## [Stored data entries]
━━━━━━━━━━

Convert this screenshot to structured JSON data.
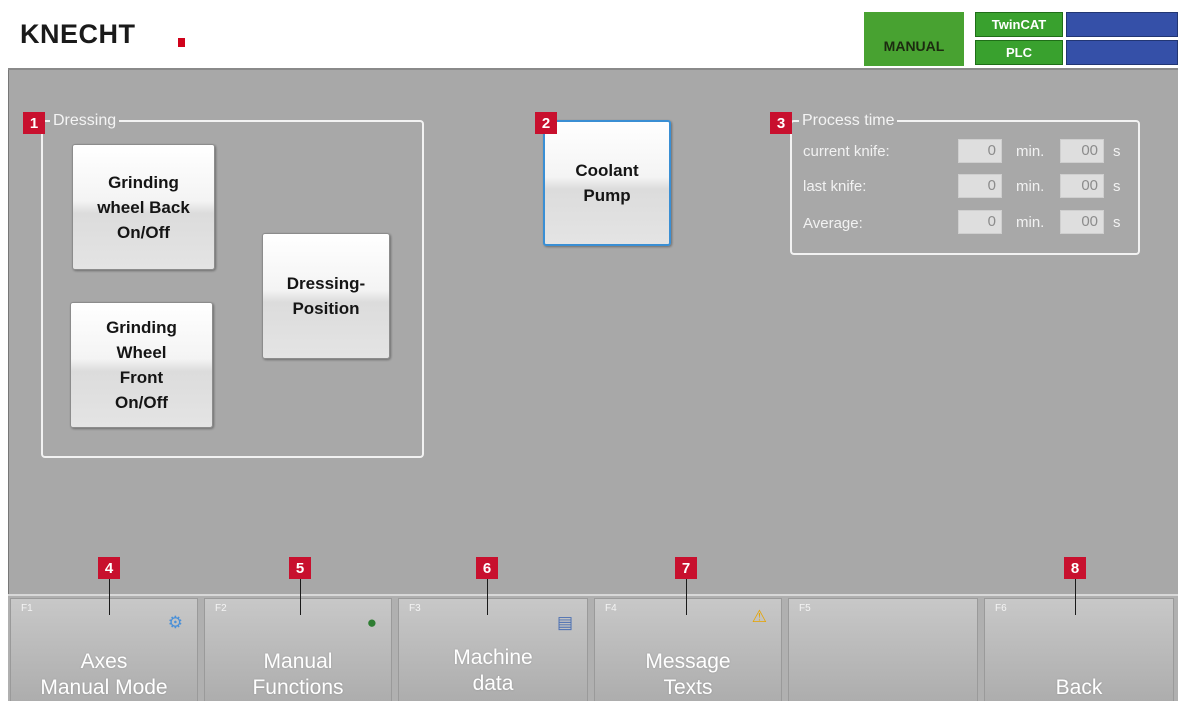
{
  "header": {
    "logo": "KNECHT",
    "mode": "MANUAL",
    "twincat": "TwinCAT",
    "plc": "PLC"
  },
  "markers": [
    "1",
    "2",
    "3",
    "4",
    "5",
    "6",
    "7",
    "8"
  ],
  "dressing": {
    "title": "Dressing",
    "grinding_back": "Grinding\nwheel Back\nOn/Off",
    "grinding_front": "Grinding\nWheel\nFront\nOn/Off",
    "dressing_position": "Dressing-\nPosition"
  },
  "coolant": {
    "label": "Coolant\nPump"
  },
  "process_time": {
    "title": "Process time",
    "rows": [
      {
        "label": "current knife:",
        "minutes": "0",
        "min_unit": "min.",
        "seconds": "00",
        "sec_unit": "s"
      },
      {
        "label": "last knife:",
        "minutes": "0",
        "min_unit": "min.",
        "seconds": "00",
        "sec_unit": "s"
      },
      {
        "label": "Average:",
        "minutes": "0",
        "min_unit": "min.",
        "seconds": "00",
        "sec_unit": "s"
      }
    ]
  },
  "function_keys": [
    {
      "key": "F1",
      "label": "Axes\nManual Mode",
      "icon": "gear-icon"
    },
    {
      "key": "F2",
      "label": "Manual\nFunctions",
      "icon": "person-icon"
    },
    {
      "key": "F3",
      "label": "Machine\ndata",
      "icon": "document-icon"
    },
    {
      "key": "F4",
      "label": "Message\nTexts",
      "icon": "warning-icon"
    },
    {
      "key": "F5",
      "label": "",
      "icon": ""
    },
    {
      "key": "F6",
      "label": "Back",
      "icon": ""
    }
  ],
  "colors": {
    "mode_green": "#48a231",
    "status_green": "#39a12e",
    "status_blue": "#3550a8",
    "marker_red": "#c8102e",
    "active_border": "#3a8fd4"
  }
}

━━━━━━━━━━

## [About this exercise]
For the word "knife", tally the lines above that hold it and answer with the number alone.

## [Response area]
2